[[ PROVIDED RECORDS open ]]

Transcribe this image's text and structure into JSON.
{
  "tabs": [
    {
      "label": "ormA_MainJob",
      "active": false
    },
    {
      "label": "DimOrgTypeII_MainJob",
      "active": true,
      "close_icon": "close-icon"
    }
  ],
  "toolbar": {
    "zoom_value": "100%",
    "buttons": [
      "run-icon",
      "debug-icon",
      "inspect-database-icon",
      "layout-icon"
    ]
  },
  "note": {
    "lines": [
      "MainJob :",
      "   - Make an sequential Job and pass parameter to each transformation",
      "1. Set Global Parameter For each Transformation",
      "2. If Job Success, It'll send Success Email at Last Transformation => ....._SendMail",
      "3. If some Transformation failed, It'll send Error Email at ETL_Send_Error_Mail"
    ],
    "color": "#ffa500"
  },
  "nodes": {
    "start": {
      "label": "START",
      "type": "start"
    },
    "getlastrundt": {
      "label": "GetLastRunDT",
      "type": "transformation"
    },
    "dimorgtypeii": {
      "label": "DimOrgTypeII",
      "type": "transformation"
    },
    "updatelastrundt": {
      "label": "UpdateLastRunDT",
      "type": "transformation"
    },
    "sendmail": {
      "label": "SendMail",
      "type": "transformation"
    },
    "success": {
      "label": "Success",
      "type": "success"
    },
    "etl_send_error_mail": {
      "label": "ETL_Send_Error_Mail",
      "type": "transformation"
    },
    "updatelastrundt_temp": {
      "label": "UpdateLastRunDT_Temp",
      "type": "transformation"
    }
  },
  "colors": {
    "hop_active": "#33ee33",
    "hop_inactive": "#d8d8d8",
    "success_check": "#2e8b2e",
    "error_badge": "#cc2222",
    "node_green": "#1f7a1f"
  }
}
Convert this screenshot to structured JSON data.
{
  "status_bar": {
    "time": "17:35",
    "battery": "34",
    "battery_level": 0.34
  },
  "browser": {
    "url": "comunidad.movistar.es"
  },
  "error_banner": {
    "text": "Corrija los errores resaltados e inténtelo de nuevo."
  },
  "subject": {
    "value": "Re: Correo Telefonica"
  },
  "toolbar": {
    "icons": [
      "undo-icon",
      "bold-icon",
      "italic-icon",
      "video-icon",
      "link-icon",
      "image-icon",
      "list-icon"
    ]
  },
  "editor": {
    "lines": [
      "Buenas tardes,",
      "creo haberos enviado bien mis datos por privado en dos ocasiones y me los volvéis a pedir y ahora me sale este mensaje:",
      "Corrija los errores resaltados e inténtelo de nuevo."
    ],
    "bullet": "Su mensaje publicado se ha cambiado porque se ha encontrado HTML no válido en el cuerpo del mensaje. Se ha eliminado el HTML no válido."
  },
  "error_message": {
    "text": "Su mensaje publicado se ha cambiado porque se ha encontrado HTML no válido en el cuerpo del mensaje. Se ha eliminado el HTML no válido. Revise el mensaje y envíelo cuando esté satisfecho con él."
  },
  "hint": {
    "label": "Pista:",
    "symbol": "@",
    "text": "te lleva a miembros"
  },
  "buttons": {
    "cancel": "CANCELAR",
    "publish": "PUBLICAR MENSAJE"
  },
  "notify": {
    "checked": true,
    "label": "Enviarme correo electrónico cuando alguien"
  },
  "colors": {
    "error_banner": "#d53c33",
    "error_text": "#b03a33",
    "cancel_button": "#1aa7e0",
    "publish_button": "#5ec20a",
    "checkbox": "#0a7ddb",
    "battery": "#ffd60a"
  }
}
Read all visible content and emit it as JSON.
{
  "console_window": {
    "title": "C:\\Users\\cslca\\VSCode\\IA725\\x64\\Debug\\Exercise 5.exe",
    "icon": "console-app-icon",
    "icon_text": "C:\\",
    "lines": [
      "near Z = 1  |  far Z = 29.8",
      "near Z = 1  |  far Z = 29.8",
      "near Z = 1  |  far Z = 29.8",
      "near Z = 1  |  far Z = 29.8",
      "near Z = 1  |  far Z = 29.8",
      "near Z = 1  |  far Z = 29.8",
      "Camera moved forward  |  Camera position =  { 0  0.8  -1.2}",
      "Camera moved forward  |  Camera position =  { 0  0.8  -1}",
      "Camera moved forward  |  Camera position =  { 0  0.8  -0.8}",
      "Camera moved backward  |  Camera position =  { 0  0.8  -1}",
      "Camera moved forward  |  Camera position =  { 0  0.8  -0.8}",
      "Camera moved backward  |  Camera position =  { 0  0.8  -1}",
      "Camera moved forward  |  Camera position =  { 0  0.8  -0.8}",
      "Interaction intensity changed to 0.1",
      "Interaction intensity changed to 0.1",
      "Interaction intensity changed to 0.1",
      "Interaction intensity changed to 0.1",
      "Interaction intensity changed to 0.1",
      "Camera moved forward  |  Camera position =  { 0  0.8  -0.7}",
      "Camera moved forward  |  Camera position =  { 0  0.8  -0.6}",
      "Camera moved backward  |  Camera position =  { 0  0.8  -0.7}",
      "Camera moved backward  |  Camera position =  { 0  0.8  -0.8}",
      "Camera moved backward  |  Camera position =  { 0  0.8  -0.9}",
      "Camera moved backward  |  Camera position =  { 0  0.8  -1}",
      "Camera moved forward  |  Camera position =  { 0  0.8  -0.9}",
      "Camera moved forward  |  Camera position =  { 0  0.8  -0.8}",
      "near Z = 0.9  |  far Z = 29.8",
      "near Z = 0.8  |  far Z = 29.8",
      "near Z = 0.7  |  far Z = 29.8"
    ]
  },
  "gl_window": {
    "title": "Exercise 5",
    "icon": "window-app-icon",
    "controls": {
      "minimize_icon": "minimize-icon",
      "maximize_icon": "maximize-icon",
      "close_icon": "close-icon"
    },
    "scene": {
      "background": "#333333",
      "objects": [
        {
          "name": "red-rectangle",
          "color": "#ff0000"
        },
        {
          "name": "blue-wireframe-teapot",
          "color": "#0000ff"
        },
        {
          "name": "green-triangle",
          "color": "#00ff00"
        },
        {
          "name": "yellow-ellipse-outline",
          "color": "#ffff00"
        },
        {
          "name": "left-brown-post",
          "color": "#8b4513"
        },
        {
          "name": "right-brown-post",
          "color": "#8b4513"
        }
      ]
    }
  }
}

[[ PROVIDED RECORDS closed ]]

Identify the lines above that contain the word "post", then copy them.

          "name": "left-brown-post",
          "name": "right-brown-post",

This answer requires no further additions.